Full Fiendish Findings...
 
 

“It was…becoming clear what many people now wanted of me. They wanted…for me to walk away from Jason and never look back.”

On the happy occasion of her one month wedding anniversary, Shannon Moroney’s life was torn apart. As she prepared in her hotel room for the final day of a conference, a policeman arrived at the door with devastating news about her husband. He hadn’t died – sad as that is, it’s a heartbreaking story that is often told. Moroney’s husband had committed a violent crime, and her whole life was about to come crashing down because of it. That’s a story rarely told, as Moroney soon found out while looking for resources during what was an incredibly difficult time for all involved.

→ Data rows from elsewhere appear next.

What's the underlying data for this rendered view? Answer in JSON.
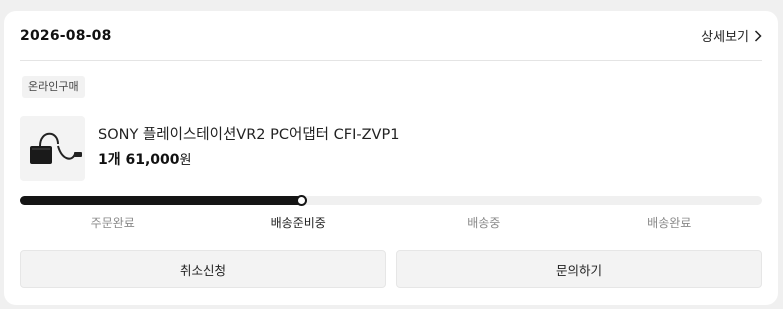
{
  "order": {
    "date": "2026-08-08",
    "detail_label": "상세보기"
  },
  "purchase_type": "온라인구매",
  "product": {
    "name": "SONY 플레이스테이션VR2 PC어댑터 CFI-ZVP1",
    "quantity": "1개",
    "price": "61,000",
    "currency_unit": "원",
    "thumbnail_icon": "pc-adapter-product-image"
  },
  "progress": {
    "current_step_index": 1,
    "fraction": 0.38,
    "steps": [
      "주문완료",
      "배송준비중",
      "배송중",
      "배송완료"
    ]
  },
  "actions": {
    "cancel_label": "취소신청",
    "inquiry_label": "문의하기"
  },
  "colors": {
    "accent": "#151515",
    "track": "#f0f0f0",
    "muted_text": "#8a8a8a"
  }
}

Through the Glass is a true story, and it’s a really compelling one. It takes readers through the story of how Shannon and Jason met, fell in love, and began a life together. They seemed like the perfect couple to many of their friends and family, with so much to look forward to after their happy wedding. But Jason had a dark side, and when it was unleashed Shannon soon found out the there is little help and many consequences for the families of criminals.

Because Jason committed a violent crime against two women, Shannon dealt with heartache over what the victims went through. But she also dealt with a complete lack of resources for the families. She lost her husband, many friends, her dreams of a baby, and so much more all in a single moment, and there wasn’t anything she could do about. When counseling or assistance was sought, she was told that none were available. And though experts agreed there was nothing she could have done to prevent the crime, she suffered a lot of censure for crimes she had not committed.

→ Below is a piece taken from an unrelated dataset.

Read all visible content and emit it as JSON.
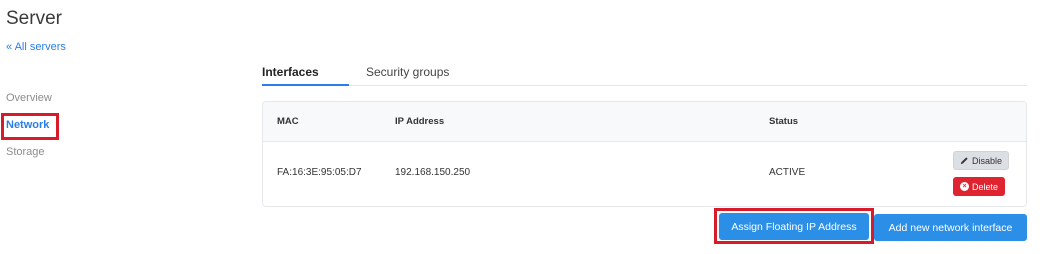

Though many expected her to completely abandon her husband, Shannon couldn’t just turn away without understanding what happened. And so, Through the Glass also follows the story of her quest to understand what went wrong, and to help Jason work his way towards some sort of healing as well.  It’s a fascinating subject, and one most of us don’t really consider all that often. But with prisons overcrowded and no end in sight, it’s an issue that affects a lot of families. By gaining an understanding of how crimes affect the families as well as the victims, programs can be created to hopefully stop the cycle.

Through the Glass is a well written memoir that tackles a difficult issue not generally broached. It’s a fascinating look at violent crime from a much different angle, and it’s a story told with kindness and grace.


Amy

 
U.S. Senior Editor & Deputy EIC, @averyzoe on Twitter, mother of 5, gamer, reader, wife to @macanthony, and all-around bad-ass (no, not really)